Mexico is playing the China card as the US seeks better terms; OPEC cries "uncle" to U.S. shale; more politics ahead for France; growth resumes for the U.S.
"Evidence suggests that barriers to women’s progress remain"
Mexico: NAFTA hardball The Mexican government is sending a high-level trade delegation to China for high-level meetings within the next week. To underscore the meaning of the meetings, Mexican Economy Minister Ildefonso Guajardo said "We will use (the China visit) geopolitically as strategic leverage… it sends the signal that we have many alternatives". The stakes are high for Mexico, whose economy is thriving under NAFTA, and which sends some 80% of its exports to the U.S. All this is a shot across the bow to President Trump's stated goal of getting the U.S.- Mexico trade deficit down to near zero, and renegotiate parts of NAFTA in favor of U.S. companies and workers.
Global oil: OPEC crying "uncle"?.OPEC’s most recent monthly report version took an unusual turn, singling out the U.S as the producer most to blame for the current glut, ramping up drilling and production despite oversupply and sagging global oil prices. OPEC may not have much leverage; its November 2016 agreement to cut production, which included some non-OPEC members, didn't include the U.S. – possibly believing that sub-$50 oil would be persuasive enough.

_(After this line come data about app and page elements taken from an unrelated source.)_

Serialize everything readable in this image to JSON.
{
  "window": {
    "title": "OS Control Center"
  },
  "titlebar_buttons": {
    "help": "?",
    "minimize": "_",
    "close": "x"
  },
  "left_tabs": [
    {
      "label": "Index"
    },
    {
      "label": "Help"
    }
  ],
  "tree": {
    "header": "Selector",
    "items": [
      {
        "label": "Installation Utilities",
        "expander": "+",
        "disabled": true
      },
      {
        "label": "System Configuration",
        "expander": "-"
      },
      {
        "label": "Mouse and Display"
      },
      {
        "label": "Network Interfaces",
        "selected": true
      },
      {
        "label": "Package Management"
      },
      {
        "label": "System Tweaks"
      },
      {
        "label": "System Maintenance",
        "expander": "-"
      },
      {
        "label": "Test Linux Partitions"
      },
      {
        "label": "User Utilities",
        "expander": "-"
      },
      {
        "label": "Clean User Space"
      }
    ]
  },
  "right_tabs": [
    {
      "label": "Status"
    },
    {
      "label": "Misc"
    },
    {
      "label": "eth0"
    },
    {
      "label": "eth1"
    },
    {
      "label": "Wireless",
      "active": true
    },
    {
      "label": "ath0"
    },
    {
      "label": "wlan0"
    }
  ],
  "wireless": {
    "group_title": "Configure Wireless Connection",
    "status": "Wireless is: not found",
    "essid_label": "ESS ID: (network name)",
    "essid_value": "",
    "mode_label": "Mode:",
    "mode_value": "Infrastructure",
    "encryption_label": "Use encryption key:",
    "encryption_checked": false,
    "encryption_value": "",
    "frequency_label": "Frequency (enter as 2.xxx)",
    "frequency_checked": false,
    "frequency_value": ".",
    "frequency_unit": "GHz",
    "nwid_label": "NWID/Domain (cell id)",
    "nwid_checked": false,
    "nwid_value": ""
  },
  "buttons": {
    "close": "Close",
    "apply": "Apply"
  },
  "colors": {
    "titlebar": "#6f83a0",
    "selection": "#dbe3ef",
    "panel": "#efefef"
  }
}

With WTI crude at $47.83 per barrel (and Brent at $50.89), it appears that US producers have driven down their own costs of production to keep them in the game – at least for now.
France: Vive la République! Sunday saw the handover of the presidency from François Hollande to Emmanuel Macron. The changing of the guard marks a new beginning of Macron's political challenges; next steps will be the appointment of his cabinet, including a new prime minister. The popularity of his picks is critical; elections for the senate begin almost immediately afterward. If the cabinet goes over well, Macron's ability to form a coalition will be greatly improved. Though Macron won the second round of the Presidential election, doubters note that he was the first choice of only 24% of the voters in the first round the previous week.
US consumers: I'll buy that for a dollar The first good look at April's consumer prices and retail sales was cause for cautious optimism. Inflation-adjusted weekly and hourly wages rose 0.3% and 0.4% respectively on an annualized basis, that means it's just slightly ahead of consumer inflation – which came in at an annualized 1.9%, ex food and energy. The first look at retail sales was similarly solid but unexciting; up 0.3%, not counting cars and gas – both of which are struggling right now.
The figures themselves are less important than what they mean for the Fed; in the statement released after the May 3 meeting described the pullback in growth in Q1 as "temporary". That's a vindication, however mild, for the FOMC's plan to continue its slow but steady pace of rate hikes.